* [What you are asked to do]: Leaving out the pictures, copy each record below exactly.

[Data shown Boundary: Start]

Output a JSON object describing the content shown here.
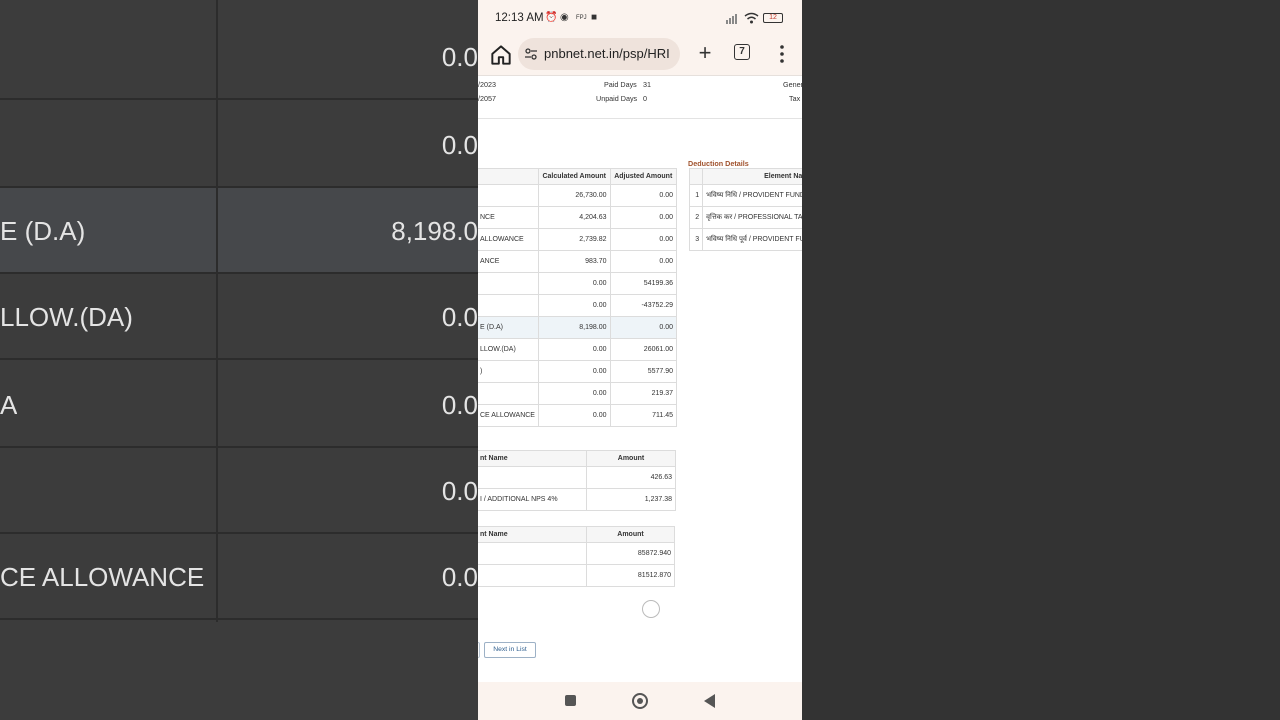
{
  "status_bar": {
    "time": "12:13 AM",
    "battery": "12"
  },
  "browser": {
    "url": "pnbnet.net.in/psp/HRI",
    "tab_count": "7"
  },
  "header_info": {
    "left_vals": [
      "/2023",
      "/2057"
    ],
    "labels": [
      "Paid Days",
      "Unpaid Days"
    ],
    "values": [
      "31",
      "0"
    ],
    "right_labels": [
      "Gener",
      "Tax"
    ]
  },
  "earnings_table": {
    "headers": [
      "",
      "Calculated Amount",
      "Adjusted Amount"
    ],
    "rows": [
      [
        "",
        "26,730.00",
        "0.00"
      ],
      [
        "NCE",
        "4,204.63",
        "0.00"
      ],
      [
        "ALLOWANCE",
        "2,739.82",
        "0.00"
      ],
      [
        "ANCE",
        "983.70",
        "0.00"
      ],
      [
        "",
        "0.00",
        "54199.36"
      ],
      [
        "",
        "0.00",
        "-43752.29"
      ],
      [
        "E (D.A)",
        "8,198.00",
        "0.00"
      ],
      [
        "LLOW.(DA)",
        "0.00",
        "26061.00"
      ],
      [
        ")",
        "0.00",
        "5577.90"
      ],
      [
        "",
        "0.00",
        "219.37"
      ],
      [
        "CE ALLOWANCE",
        "0.00",
        "711.45"
      ]
    ]
  },
  "deduction": {
    "title": "Deduction Details",
    "headers": [
      "",
      "Element Nar"
    ],
    "rows": [
      [
        "1",
        "भविष्य निधि / PROVIDENT FUND"
      ],
      [
        "2",
        "वृत्तिक कर / PROFESSIONAL TA"
      ],
      [
        "3",
        "भविष्य निधि पूर्व / PROVIDENT FU"
      ]
    ]
  },
  "table2": {
    "headers": [
      "nt Name",
      "Amount"
    ],
    "rows": [
      [
        "",
        "426.63"
      ],
      [
        "I / ADDITIONAL NPS 4%",
        "1,237.38"
      ]
    ]
  },
  "table3": {
    "headers": [
      "nt Name",
      "Amount"
    ],
    "rows": [
      [
        "",
        "85872.940"
      ],
      [
        "",
        "81512.870"
      ]
    ]
  },
  "buttons": {
    "next_in_list": "Next in List"
  },
  "background_zoom": {
    "rows": [
      {
        "name": "",
        "value": "0.0"
      },
      {
        "name": "",
        "value": "0.0"
      },
      {
        "name": "E (D.A)",
        "value": "8,198.0"
      },
      {
        "name": "LLOW.(DA)",
        "value": "0.0"
      },
      {
        "name": "A",
        "value": "0.0"
      },
      {
        "name": "",
        "value": "0.0"
      },
      {
        "name": "CE ALLOWANCE",
        "value": "0.0"
      }
    ]
  },
  "colors": {
    "accent_link": "#2f5f8f",
    "deduction_title": "#a0522d",
    "chrome_bg": "#fbf3ee"
  }
}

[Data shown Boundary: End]

* [Answer space]:
Output a JSON object describing the content shown here.
{
  "status_bar": {
    "time": "12:13 AM",
    "battery": "12"
  },
  "browser": {
    "url": "pnbnet.net.in/psp/HRI",
    "tab_count": "7"
  },
  "header_info": {
    "left_vals": [
      "/2023",
      "/2057"
    ],
    "labels": [
      "Paid Days",
      "Unpaid Days"
    ],
    "values": [
      "31",
      "0"
    ],
    "right_labels": [
      "Gener",
      "Tax"
    ]
  },
  "earnings_table": {
    "headers": [
      "",
      "Calculated Amount",
      "Adjusted Amount"
    ],
    "rows": [
      [
        "",
        "26,730.00",
        "0.00"
      ],
      [
        "NCE",
        "4,204.63",
        "0.00"
      ],
      [
        "ALLOWANCE",
        "2,739.82",
        "0.00"
      ],
      [
        "ANCE",
        "983.70",
        "0.00"
      ],
      [
        "",
        "0.00",
        "54199.36"
      ],
      [
        "",
        "0.00",
        "-43752.29"
      ],
      [
        "E (D.A)",
        "8,198.00",
        "0.00"
      ],
      [
        "LLOW.(DA)",
        "0.00",
        "26061.00"
      ],
      [
        ")",
        "0.00",
        "5577.90"
      ],
      [
        "",
        "0.00",
        "219.37"
      ],
      [
        "CE ALLOWANCE",
        "0.00",
        "711.45"
      ]
    ]
  },
  "deduction": {
    "title": "Deduction Details",
    "headers": [
      "",
      "Element Nar"
    ],
    "rows": [
      [
        "1",
        "भविष्य निधि / PROVIDENT FUND"
      ],
      [
        "2",
        "वृत्तिक कर / PROFESSIONAL TA"
      ],
      [
        "3",
        "भविष्य निधि पूर्व / PROVIDENT FU"
      ]
    ]
  },
  "table2": {
    "headers": [
      "nt Name",
      "Amount"
    ],
    "rows": [
      [
        "",
        "426.63"
      ],
      [
        "I / ADDITIONAL NPS 4%",
        "1,237.38"
      ]
    ]
  },
  "table3": {
    "headers": [
      "nt Name",
      "Amount"
    ],
    "rows": [
      [
        "",
        "85872.940"
      ],
      [
        "",
        "81512.870"
      ]
    ]
  },
  "buttons": {
    "next_in_list": "Next in List"
  },
  "background_zoom": {
    "rows": [
      {
        "name": "",
        "value": "0.0"
      },
      {
        "name": "",
        "value": "0.0"
      },
      {
        "name": "E (D.A)",
        "value": "8,198.0"
      },
      {
        "name": "LLOW.(DA)",
        "value": "0.0"
      },
      {
        "name": "A",
        "value": "0.0"
      },
      {
        "name": "",
        "value": "0.0"
      },
      {
        "name": "CE ALLOWANCE",
        "value": "0.0"
      }
    ]
  },
  "colors": {
    "accent_link": "#2f5f8f",
    "deduction_title": "#a0522d",
    "chrome_bg": "#fbf3ee"
  }
}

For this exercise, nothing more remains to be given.